The response should hold each line from the entries below where "public" is found.
Given data START
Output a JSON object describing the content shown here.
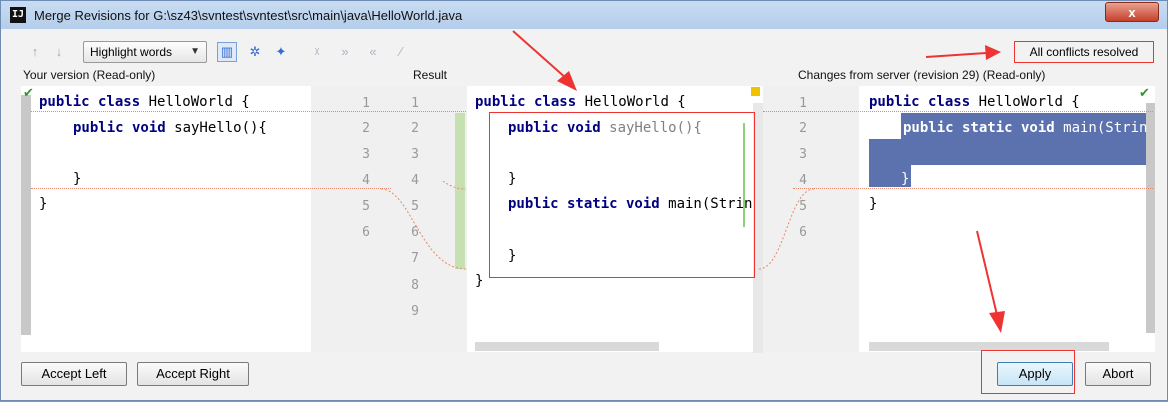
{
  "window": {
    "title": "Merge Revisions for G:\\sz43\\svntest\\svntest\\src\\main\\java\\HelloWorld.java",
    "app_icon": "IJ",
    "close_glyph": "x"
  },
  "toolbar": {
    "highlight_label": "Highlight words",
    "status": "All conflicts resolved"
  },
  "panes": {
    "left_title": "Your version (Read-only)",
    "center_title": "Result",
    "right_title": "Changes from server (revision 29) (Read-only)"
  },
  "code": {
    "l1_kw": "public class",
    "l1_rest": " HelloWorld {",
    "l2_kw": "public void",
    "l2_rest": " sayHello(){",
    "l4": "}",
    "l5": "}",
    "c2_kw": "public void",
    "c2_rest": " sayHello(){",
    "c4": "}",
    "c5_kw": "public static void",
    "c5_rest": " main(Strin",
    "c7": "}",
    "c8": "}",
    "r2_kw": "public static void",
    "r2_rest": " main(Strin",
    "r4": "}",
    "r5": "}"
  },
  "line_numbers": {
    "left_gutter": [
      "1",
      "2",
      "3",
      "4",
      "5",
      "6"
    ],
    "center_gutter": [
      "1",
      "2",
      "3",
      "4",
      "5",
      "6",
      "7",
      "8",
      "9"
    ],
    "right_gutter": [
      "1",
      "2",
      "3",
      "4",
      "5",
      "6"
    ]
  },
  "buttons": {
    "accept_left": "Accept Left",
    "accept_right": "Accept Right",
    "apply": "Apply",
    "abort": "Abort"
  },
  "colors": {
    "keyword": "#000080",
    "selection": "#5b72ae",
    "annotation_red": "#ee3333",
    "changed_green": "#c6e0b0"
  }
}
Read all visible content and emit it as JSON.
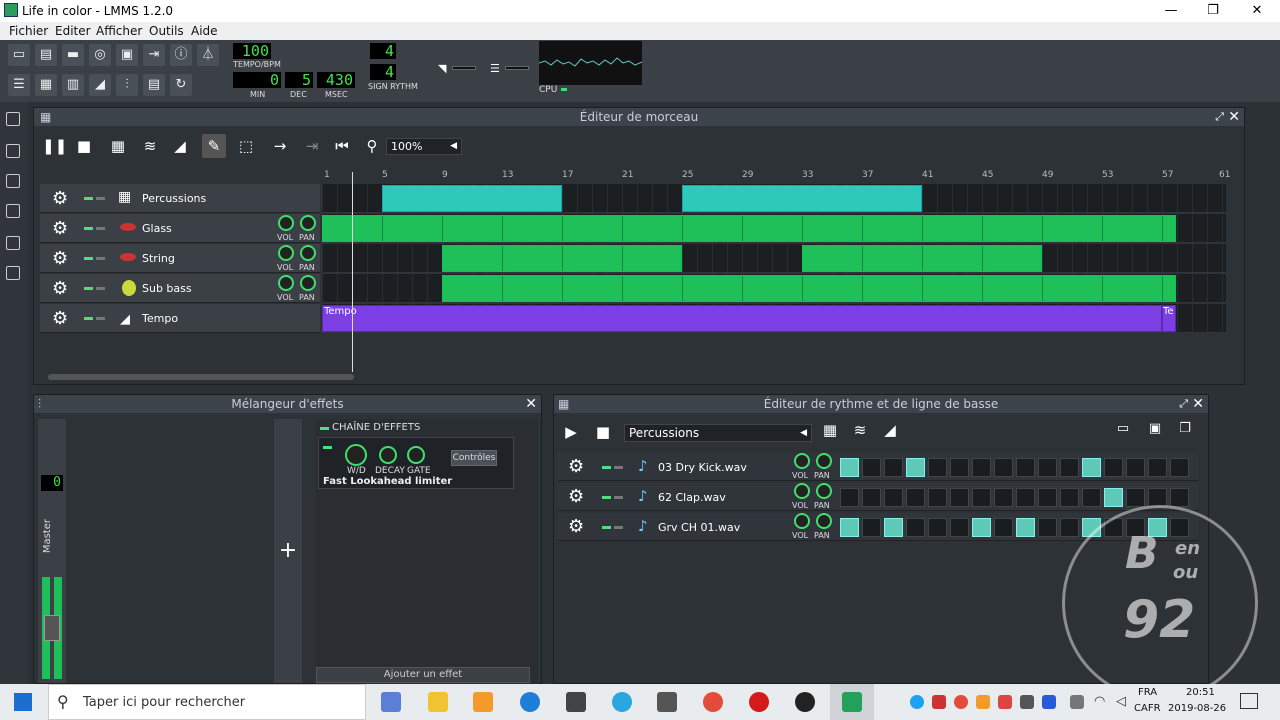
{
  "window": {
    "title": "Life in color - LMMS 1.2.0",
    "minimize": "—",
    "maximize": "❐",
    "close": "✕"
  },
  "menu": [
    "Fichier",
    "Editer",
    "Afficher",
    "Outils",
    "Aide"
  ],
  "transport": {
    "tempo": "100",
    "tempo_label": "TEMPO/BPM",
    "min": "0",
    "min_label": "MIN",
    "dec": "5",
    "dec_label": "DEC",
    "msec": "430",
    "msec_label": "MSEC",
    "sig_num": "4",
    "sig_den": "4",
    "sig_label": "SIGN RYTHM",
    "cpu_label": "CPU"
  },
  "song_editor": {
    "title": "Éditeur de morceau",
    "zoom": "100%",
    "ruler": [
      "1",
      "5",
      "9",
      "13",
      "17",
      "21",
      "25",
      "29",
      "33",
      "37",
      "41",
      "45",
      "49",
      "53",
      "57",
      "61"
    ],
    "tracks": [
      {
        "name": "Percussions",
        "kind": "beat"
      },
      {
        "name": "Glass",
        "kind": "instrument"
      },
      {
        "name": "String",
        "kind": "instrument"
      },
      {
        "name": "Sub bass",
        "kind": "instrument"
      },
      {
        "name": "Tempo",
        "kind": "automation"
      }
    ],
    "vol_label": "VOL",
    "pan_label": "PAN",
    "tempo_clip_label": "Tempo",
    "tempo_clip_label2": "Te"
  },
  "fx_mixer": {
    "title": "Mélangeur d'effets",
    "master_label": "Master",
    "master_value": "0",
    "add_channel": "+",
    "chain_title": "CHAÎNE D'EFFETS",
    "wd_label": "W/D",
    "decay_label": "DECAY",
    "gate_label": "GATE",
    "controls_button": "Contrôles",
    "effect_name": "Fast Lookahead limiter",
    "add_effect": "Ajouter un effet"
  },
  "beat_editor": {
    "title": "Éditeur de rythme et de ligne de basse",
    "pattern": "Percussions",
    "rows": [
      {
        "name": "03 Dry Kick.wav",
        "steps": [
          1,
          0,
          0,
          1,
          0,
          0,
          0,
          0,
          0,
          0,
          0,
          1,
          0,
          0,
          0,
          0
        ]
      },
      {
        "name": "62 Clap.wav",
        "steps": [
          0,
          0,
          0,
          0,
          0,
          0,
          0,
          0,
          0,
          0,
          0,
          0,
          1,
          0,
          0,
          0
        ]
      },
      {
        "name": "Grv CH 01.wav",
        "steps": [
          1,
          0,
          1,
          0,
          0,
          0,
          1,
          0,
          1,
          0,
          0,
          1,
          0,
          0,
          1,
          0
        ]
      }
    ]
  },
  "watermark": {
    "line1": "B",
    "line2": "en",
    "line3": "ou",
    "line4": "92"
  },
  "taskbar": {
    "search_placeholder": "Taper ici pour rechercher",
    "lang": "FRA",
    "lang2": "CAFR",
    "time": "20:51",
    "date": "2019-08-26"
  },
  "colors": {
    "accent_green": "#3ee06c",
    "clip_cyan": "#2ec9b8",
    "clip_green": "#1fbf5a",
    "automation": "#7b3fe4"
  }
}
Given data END
*Solution below:*
    "l1_kw": "public class",
    "l2_kw": "public void",
    "c2_kw": "public void",
    "c5_kw": "public static void",
    "r2_kw": "public static void",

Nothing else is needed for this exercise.